    The search for a truly low-calorie cocktail is like a search for the holy grail. But this drink doesn't qualify as healthy: It contains traces of sodium benzoate, a chemical preservative that studies show can be toxic when mixed with certain acids, including Vitamin C. So, if you mix some lemon or lime into your Skinnygirl, you could accidentally form a small amount of a toxic compound that's tied to leukemia and cancer. (Whole Foods stopped selling the drink when it learned about the preservative.)

    2. Skinny Water

    Just in case plain-old water isn't low-cal enough, you can now buy Skinny Water, an artificially sweetened beverage that includes ingredients like acesulfame potassium, the same additive used in Coke Zero and Diet Pepsi. "The manufacturer's safety studies of acesulfame-potassium conducted in rats in the 1970s were of mediocre quality, but suggested the ingredient might cause cancer," says the Center for Science in the Public Interest on its website, recommending that all consumers avoid the additive. "It's especially ironic as pure water couldn’t be skinnier!" Middleberg says. "I would not recommend this product."

    3. Skinny Buns

    Like many other foods marketed to dieters, Skinny Buns has a lengthy list of ingredients that are hard to pronounce. Included on that list is azodicarbonamide, aka the Subway yoga mat chemical, a dough softener often used in the making of yoga mats and sneaker soles. Subway announced in April that its bread would no longer be made with the chemical following a petition launched on

    4. Skinny Cow Ice Cream

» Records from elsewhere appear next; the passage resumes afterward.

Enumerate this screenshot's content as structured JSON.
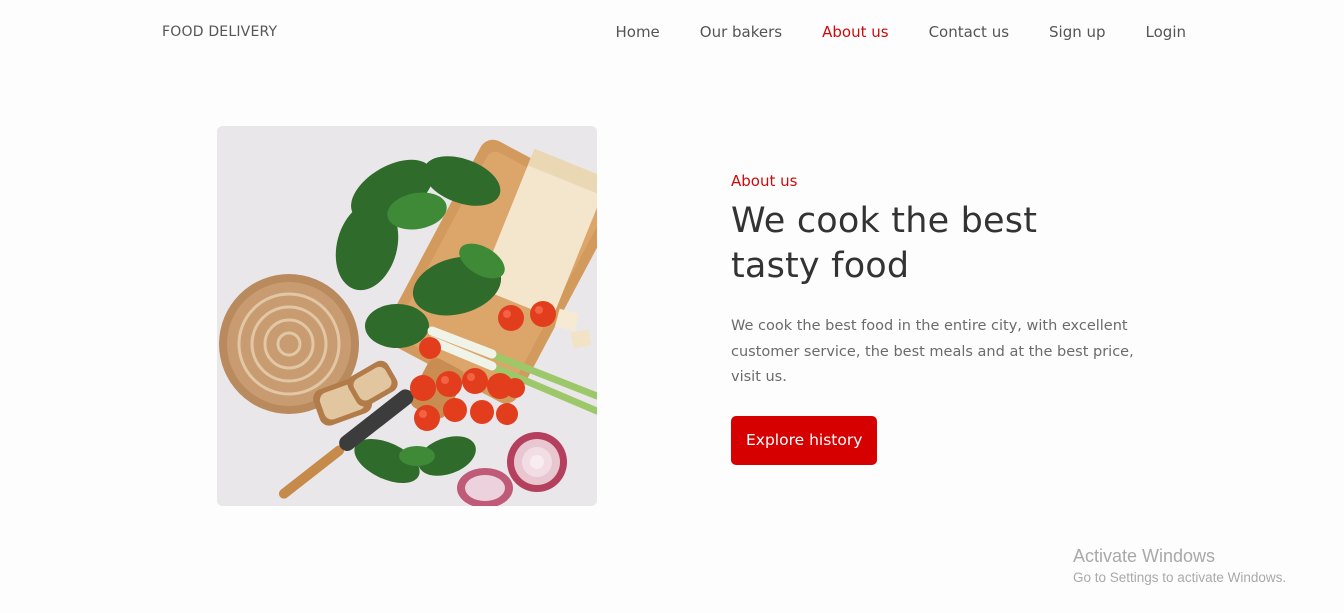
{
  "brand": "FOOD DELIVERY",
  "nav": {
    "items": [
      "Home",
      "Our bakers",
      "About us",
      "Contact us",
      "Sign up",
      "Login"
    ],
    "active": "About us"
  },
  "about": {
    "eyebrow": "About us",
    "headline_line1": "We cook the best",
    "headline_line2": "tasty food",
    "description": "We cook the best food in the entire city, with excellent customer service, the best meals and at the best price, visit us.",
    "button_label": "Explore history"
  },
  "watermark": {
    "title": "Activate Windows",
    "subtitle": "Go to Settings to activate Windows."
  },
  "colors": {
    "accent": "#cc0a0a",
    "button": "#d60000",
    "text_dark": "#333333",
    "text_muted": "#6b6b6b"
  },
  "icons": {
    "hero_image": "food-ingredients-photo"
  }
}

    Skinny Cow ice cream sandwiches are slightly lower in calories than traditional ice cream sandwiches (there are 150 calories in Skinny Cow versus 160 calories in a brand like Blue Bunny), but they're also smaller. And while they have less than half the fat, they still have nearly as much sugar and many artificial ingredients. "This is not health food," says Deppen. "I advise my clients to have a small portion of what they are actually craving and move on, rather than keeping low-fat 'knockoffs' around the house."

    5. Hi I'm Skinny Sticks

    These sticks list more corn and rice than actual sweet potato among their ingredients, and while they are lower in calories than their conventional counterpart (120 calories per serving versus 160 in Utz's Shoestring Potato Stix), that doesn't make them good for you. "Most people will assume that these are made from actual sweet potatoes and that they are a health food," says Deppen. "In reality, sweet potatoes are just one of many ingredients along with added sugar, salt, and oil." (The Utz sticks, meanwhile, have only three: potatoes, cottonseed oil, and salt.) "Bottom line," says Deppen, "these snacks will not make you skinny."

    6. Skinny Cheese

    This fat-free cheese contains more than twice the number of ingredients than traditional cheddar because of additives used to mimic attributes of fat. Sodium citrate, for example, allows the cheese to melt and locust bean gum can give it the creamy texture people expect from cheese. But the additive that concerns Deppen the most, she says, is nonfat milk powder. "The proteins in powdered milk are so denatured that they are unrecognizable by the body and can contribute to inflammation," Deppen says. The nutritionist tells her clients that a better choice is to have a smaller portion of the full-fat food. “Besides being more satisfied with the ‘real thing’ our bodies thrive on healthy fats.”

    7. Skinnygirl Stevia Extract

    Stevia itself is derived from a plant and while the FDA has approved its refined version for use in food, CSPI and UCLA toxicologists have called for more testing. recommends only consuming "whole leaf stevia" and not the extract found in processed foods. This Skinnygirl product contains the refined version and other processed and artificial ingredients including sodium benzoate, the same chemical that got the brand's margarita removed from Whole Foods.

    8. My Skinny White Basmati Rice

    Kudos for having just one ingredient, but this is literally just rice. There is nothing extra skinny beyond the label on the bag. And white basmati isn't even the healthiest member of the rice family. "I prefer brown or wild rice for the additional fiber and protein over white rice," says Middleberg. Besides having more nutrients than the white version, brown basmati is actually slightly less caloric as well.